A uniquely ambitious study of the Bible's creation- how it came to be written, how its contents were selected - and how it really relates to the religions that endorse it.
John Barton was the Oriel and Laing Professor of the Interpretation of Holy Scripture at the University of Oxford from 1991 to 2014 and since 1973 has been a serving priest in the Church of England. He is the author of numerous books on the Bible, co-editor of The Oxford Bible Commentary and editor of The Cambridge Companion to Biblical Interpretation. He was elected a Fellow of the British Academy in 2007 and is a Corresponding Fellow of the Norwegian Academy of Science and Letters.

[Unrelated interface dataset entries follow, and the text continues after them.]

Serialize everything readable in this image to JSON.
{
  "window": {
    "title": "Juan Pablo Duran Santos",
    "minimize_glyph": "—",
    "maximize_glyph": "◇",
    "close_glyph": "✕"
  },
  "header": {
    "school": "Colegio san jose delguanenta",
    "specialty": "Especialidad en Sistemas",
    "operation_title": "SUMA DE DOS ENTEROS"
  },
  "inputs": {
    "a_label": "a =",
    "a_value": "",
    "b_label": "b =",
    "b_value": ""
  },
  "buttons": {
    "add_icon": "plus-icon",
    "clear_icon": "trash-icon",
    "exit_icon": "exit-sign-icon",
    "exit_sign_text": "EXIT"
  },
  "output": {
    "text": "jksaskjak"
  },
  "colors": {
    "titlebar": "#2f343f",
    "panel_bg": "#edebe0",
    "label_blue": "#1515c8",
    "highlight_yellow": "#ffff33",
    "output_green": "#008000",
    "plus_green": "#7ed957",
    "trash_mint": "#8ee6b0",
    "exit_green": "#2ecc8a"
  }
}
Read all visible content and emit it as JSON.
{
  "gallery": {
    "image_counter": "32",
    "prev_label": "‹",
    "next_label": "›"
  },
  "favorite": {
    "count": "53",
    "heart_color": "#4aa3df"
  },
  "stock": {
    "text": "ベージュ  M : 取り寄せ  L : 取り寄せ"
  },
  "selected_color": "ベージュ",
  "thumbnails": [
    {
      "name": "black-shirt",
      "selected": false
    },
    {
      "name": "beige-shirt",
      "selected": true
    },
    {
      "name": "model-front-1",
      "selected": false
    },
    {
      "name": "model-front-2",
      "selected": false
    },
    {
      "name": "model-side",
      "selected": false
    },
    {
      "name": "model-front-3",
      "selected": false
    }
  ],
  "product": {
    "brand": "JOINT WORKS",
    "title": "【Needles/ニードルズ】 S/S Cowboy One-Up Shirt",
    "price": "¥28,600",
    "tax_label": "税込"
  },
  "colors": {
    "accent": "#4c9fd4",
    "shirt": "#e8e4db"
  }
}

Cerebral entertainment of the highest class. This is an absolutely
fascinating book, a staggeringly learned exploration of the origins
of all those Bible stories -- Dominic Sandbrook * The Sunday Times
(Books of the Year) *
A superb overview ... Barton wears his erudition lightly, but even for those deeply familiar with the Bible there is much here to be learnt -- Bart D Ehrman * Telegraph *
As eminently readable as the best of travelogues, it floods with light a subject too often regarded by many as a closed book. ... An extraordinary tour de force -- Peter Stanford * Sunday Times *
John Barton's magisterial history brings the Good Book splendidly back to life ... It is an exhilarating achievement -- Julian Coman * Observer *
Rare is the common assumption about the Bible that Barton fails to render problematic -- Tom Holland * Financial Times *
Vital, hugely informative -- David Sexton * Evening Standard *
A work of exceptional merit ... a joy to read -- Linda Hogan * Irish Times *
Compelling and endlessly intriguing, it courageously looks at the problems of variants, apocrypha, questions of translation and very much more. It should be in the armoury of anyone, whether a believer or not -- Stuart Kelly * Scotsman *
Hugely important, very readable and judicious -- Anthony Phillips * Church Times *
The learning Barton brings to bear for this large undertaking is prodigious as well as judiciously deployed, and everything is conveyed in lucid, precise prose. If A History of the Bible is academic popularization, it may well be the finest example I have ever encountered -- Robert Alter * Jewish Review of Books *